#### Data section

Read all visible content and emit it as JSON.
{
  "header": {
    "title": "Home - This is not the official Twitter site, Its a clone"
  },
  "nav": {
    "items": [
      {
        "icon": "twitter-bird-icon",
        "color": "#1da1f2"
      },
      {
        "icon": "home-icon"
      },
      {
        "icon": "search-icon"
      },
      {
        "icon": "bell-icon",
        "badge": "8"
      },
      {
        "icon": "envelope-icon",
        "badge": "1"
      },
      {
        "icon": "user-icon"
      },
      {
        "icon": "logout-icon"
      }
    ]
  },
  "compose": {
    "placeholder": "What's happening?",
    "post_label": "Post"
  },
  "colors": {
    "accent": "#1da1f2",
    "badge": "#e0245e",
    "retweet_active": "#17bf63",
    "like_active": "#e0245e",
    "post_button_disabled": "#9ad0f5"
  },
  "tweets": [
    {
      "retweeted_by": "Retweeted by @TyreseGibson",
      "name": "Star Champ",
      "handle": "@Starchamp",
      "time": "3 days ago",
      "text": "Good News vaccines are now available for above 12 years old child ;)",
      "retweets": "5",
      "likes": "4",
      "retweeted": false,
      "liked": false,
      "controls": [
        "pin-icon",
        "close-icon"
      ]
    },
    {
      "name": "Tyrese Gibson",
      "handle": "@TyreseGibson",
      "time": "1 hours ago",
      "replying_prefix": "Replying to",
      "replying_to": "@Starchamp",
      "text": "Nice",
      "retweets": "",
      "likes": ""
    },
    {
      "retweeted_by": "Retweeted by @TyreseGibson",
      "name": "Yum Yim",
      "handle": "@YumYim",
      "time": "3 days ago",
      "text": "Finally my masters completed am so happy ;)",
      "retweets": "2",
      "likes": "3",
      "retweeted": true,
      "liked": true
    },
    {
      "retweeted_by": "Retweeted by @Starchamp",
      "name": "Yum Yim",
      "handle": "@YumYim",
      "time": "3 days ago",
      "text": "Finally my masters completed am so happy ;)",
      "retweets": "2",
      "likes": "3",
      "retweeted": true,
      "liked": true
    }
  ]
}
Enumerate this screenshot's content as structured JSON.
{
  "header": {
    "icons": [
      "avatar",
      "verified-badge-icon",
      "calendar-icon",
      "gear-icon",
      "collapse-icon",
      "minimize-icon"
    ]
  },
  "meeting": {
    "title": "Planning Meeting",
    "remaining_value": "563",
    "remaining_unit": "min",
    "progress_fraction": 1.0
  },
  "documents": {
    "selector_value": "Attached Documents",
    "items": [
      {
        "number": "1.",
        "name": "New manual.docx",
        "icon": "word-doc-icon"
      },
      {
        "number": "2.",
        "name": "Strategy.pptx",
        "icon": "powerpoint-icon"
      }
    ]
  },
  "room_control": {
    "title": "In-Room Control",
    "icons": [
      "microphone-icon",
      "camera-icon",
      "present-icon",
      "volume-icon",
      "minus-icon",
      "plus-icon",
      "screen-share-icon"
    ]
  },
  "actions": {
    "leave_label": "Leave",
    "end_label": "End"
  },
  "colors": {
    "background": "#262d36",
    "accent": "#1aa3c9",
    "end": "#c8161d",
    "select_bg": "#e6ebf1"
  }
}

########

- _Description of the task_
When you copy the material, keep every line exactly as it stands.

- _Your solution_
Read all visible content and emit it as JSON.
{
  "header": {
    "title": "Home - This is not the official Twitter site, Its a clone"
  },
  "nav": {
    "items": [
      {
        "icon": "twitter-bird-icon",
        "color": "#1da1f2"
      },
      {
        "icon": "home-icon"
      },
      {
        "icon": "search-icon"
      },
      {
        "icon": "bell-icon",
        "badge": "8"
      },
      {
        "icon": "envelope-icon",
        "badge": "1"
      },
      {
        "icon": "user-icon"
      },
      {
        "icon": "logout-icon"
      }
    ]
  },
  "compose": {
    "placeholder": "What's happening?",
    "post_label": "Post"
  },
  "colors": {
    "accent": "#1da1f2",
    "badge": "#e0245e",
    "retweet_active": "#17bf63",
    "like_active": "#e0245e",
    "post_button_disabled": "#9ad0f5"
  },
  "tweets": [
    {
      "retweeted_by": "Retweeted by @TyreseGibson",
      "name": "Star Champ",
      "handle": "@Starchamp",
      "time": "3 days ago",
      "text": "Good News vaccines are now available for above 12 years old child ;)",
      "retweets": "5",
      "likes": "4",
      "retweeted": false,
      "liked": false,
      "controls": [
        "pin-icon",
        "close-icon"
      ]
    },
    {
      "name": "Tyrese Gibson",
      "handle": "@TyreseGibson",
      "time": "1 hours ago",
      "replying_prefix": "Replying to",
      "replying_to": "@Starchamp",
      "text": "Nice",
      "retweets": "",
      "likes": ""
    },
    {
      "retweeted_by": "Retweeted by @TyreseGibson",
      "name": "Yum Yim",
      "handle": "@YumYim",
      "time": "3 days ago",
      "text": "Finally my masters completed am so happy ;)",
      "retweets": "2",
      "likes": "3",
      "retweeted": true,
      "liked": true
    },
    {
      "retweeted_by": "Retweeted by @Starchamp",
      "name": "Yum Yim",
      "handle": "@YumYim",
      "time": "3 days ago",
      "text": "Finally my masters completed am so happy ;)",
      "retweets": "2",
      "likes": "3",
      "retweeted": true,
      "liked": true
    }
  ]
}
Enumerate this screenshot's content as structured JSON.
{
  "header": {
    "icons": [
      "avatar",
      "verified-badge-icon",
      "calendar-icon",
      "gear-icon",
      "collapse-icon",
      "minimize-icon"
    ]
  },
  "meeting": {
    "title": "Planning Meeting",
    "remaining_value": "563",
    "remaining_unit": "min",
    "progress_fraction": 1.0
  },
  "documents": {
    "selector_value": "Attached Documents",
    "items": [
      {
        "number": "1.",
        "name": "New manual.docx",
        "icon": "word-doc-icon"
      },
      {
        "number": "2.",
        "name": "Strategy.pptx",
        "icon": "powerpoint-icon"
      }
    ]
  },
  "room_control": {
    "title": "In-Room Control",
    "icons": [
      "microphone-icon",
      "camera-icon",
      "present-icon",
      "volume-icon",
      "minus-icon",
      "plus-icon",
      "screen-share-icon"
    ]
  },
  "actions": {
    "leave_label": "Leave",
    "end_label": "End"
  },
  "colors": {
    "background": "#262d36",
    "accent": "#1aa3c9",
    "end": "#c8161d",
    "select_bg": "#e6ebf1"
  }
}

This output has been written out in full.